■ **WORKING DATA**:

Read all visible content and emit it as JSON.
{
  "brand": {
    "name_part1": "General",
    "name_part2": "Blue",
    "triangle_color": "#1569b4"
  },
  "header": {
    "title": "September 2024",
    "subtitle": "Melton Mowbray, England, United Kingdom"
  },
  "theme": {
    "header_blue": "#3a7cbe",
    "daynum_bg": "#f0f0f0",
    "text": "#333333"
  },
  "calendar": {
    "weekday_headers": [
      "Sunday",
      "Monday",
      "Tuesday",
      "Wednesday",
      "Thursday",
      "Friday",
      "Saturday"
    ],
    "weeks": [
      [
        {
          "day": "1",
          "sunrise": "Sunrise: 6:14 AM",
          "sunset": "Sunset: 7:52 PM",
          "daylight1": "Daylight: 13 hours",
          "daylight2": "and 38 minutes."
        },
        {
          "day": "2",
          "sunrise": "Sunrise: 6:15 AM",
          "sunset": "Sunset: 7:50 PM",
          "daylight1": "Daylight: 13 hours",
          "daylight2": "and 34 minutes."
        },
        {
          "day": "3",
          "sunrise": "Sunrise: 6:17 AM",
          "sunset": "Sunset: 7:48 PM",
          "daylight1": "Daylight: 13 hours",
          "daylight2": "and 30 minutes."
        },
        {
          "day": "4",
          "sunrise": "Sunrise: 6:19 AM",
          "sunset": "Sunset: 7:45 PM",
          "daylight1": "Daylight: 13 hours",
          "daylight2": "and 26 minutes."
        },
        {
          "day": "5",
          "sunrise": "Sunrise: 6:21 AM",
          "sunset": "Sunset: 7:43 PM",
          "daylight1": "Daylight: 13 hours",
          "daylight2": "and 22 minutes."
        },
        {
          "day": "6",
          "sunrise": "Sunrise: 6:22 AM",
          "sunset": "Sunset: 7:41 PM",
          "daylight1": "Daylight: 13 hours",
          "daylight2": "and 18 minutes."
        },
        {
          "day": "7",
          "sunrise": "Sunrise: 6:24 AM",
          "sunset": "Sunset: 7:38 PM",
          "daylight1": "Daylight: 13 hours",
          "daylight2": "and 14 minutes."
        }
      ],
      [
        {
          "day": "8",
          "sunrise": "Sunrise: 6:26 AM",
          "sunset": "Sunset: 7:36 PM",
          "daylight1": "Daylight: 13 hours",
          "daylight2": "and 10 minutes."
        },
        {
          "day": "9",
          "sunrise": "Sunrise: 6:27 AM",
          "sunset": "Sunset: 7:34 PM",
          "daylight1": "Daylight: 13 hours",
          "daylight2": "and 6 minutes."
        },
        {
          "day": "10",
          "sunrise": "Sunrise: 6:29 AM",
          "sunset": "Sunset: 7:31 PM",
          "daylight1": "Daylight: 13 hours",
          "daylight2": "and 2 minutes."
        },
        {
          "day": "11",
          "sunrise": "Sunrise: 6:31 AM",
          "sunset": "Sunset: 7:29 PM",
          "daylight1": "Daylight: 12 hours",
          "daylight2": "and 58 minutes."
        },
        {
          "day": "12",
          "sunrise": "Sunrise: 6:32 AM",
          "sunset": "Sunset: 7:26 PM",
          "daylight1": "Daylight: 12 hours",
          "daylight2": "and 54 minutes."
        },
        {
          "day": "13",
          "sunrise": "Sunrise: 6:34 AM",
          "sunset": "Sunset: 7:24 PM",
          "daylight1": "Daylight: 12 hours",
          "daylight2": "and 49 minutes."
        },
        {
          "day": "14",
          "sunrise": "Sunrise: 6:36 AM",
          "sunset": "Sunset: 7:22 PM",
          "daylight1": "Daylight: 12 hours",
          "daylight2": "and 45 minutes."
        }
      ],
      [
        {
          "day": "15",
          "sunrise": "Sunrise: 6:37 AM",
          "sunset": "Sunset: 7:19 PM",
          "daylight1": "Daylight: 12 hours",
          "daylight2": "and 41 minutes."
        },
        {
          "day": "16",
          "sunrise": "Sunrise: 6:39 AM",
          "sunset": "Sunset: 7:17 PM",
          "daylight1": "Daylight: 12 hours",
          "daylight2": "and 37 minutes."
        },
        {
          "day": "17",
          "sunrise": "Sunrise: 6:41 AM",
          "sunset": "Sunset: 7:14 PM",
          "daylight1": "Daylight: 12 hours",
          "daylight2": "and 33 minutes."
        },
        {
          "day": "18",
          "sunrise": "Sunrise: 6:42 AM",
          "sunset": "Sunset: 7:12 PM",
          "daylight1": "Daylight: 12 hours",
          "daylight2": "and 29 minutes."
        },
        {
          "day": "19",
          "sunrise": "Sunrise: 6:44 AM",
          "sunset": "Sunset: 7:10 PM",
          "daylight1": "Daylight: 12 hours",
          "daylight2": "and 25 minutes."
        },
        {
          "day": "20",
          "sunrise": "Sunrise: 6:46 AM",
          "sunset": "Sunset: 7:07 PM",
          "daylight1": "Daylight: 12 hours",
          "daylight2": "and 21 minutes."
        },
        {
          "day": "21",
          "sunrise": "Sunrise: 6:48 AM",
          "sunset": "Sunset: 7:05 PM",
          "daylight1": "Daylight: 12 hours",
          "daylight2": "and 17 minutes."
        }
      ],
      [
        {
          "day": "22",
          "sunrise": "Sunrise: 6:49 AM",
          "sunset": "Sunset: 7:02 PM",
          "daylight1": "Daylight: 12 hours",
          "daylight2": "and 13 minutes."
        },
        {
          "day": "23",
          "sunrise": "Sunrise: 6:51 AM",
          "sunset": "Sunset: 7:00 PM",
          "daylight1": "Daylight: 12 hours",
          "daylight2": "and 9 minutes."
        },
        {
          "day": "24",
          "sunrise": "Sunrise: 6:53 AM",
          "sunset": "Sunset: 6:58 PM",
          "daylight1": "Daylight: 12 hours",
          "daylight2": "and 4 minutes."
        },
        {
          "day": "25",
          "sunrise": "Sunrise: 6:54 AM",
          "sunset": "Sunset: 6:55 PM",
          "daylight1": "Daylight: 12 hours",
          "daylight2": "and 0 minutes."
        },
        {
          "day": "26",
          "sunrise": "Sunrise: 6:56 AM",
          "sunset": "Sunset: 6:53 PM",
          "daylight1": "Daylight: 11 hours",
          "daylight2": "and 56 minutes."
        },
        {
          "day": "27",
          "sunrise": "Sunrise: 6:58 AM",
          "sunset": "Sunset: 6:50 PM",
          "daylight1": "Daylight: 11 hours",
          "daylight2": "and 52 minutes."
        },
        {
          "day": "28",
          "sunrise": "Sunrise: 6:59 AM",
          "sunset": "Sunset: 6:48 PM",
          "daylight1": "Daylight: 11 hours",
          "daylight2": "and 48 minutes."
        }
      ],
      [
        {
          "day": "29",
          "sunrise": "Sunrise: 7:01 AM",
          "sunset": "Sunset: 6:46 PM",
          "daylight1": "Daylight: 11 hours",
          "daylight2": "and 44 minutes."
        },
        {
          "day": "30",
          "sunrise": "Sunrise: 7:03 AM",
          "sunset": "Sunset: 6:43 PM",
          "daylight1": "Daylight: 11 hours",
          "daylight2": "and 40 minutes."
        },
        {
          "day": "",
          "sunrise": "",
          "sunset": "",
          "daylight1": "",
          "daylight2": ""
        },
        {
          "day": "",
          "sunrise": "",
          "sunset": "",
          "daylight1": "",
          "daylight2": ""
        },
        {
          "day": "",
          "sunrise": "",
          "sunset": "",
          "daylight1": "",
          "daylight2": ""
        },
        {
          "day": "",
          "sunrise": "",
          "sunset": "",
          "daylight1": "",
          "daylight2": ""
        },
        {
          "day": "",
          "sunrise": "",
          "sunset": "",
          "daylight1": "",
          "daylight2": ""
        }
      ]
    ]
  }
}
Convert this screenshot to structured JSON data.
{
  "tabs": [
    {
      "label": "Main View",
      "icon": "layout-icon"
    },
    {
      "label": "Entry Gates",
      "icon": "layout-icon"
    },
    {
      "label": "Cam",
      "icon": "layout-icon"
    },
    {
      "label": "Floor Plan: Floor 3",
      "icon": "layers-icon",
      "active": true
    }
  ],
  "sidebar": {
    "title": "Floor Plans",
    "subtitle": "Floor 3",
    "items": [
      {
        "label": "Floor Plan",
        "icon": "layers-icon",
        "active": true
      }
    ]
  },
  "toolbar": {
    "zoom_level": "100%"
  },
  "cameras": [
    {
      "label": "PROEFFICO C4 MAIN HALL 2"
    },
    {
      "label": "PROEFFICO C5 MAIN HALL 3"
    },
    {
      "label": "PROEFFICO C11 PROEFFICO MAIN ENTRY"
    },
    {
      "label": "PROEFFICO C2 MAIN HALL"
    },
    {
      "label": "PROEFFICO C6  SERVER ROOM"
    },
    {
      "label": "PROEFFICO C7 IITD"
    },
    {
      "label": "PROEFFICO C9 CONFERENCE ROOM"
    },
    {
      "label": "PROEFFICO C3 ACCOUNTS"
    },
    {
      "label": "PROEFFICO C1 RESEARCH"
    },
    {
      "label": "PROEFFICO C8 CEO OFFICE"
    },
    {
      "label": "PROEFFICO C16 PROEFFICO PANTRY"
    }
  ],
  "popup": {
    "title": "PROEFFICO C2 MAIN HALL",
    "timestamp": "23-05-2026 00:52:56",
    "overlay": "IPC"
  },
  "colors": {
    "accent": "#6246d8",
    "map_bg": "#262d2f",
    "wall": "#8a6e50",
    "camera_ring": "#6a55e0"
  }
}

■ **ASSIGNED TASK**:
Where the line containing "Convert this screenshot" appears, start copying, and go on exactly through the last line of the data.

■ **THE ANSWER**:
Convert this screenshot to structured JSON data.
{
  "tabs": [
    {
      "label": "Main View",
      "icon": "layout-icon"
    },
    {
      "label": "Entry Gates",
      "icon": "layout-icon"
    },
    {
      "label": "Cam",
      "icon": "layout-icon"
    },
    {
      "label": "Floor Plan: Floor 3",
      "icon": "layers-icon",
      "active": true
    }
  ],
  "sidebar": {
    "title": "Floor Plans",
    "subtitle": "Floor 3",
    "items": [
      {
        "label": "Floor Plan",
        "icon": "layers-icon",
        "active": true
      }
    ]
  },
  "toolbar": {
    "zoom_level": "100%"
  },
  "cameras": [
    {
      "label": "PROEFFICO C4 MAIN HALL 2"
    },
    {
      "label": "PROEFFICO C5 MAIN HALL 3"
    },
    {
      "label": "PROEFFICO C11 PROEFFICO MAIN ENTRY"
    },
    {
      "label": "PROEFFICO C2 MAIN HALL"
    },
    {
      "label": "PROEFFICO C6  SERVER ROOM"
    },
    {
      "label": "PROEFFICO C7 IITD"
    },
    {
      "label": "PROEFFICO C9 CONFERENCE ROOM"
    },
    {
      "label": "PROEFFICO C3 ACCOUNTS"
    },
    {
      "label": "PROEFFICO C1 RESEARCH"
    },
    {
      "label": "PROEFFICO C8 CEO OFFICE"
    },
    {
      "label": "PROEFFICO C16 PROEFFICO PANTRY"
    }
  ],
  "popup": {
    "title": "PROEFFICO C2 MAIN HALL",
    "timestamp": "23-05-2026 00:52:56",
    "overlay": "IPC"
  },
  "colors": {
    "accent": "#6246d8",
    "map_bg": "#262d2f",
    "wall": "#8a6e50",
    "camera_ring": "#6a55e0"
  }
}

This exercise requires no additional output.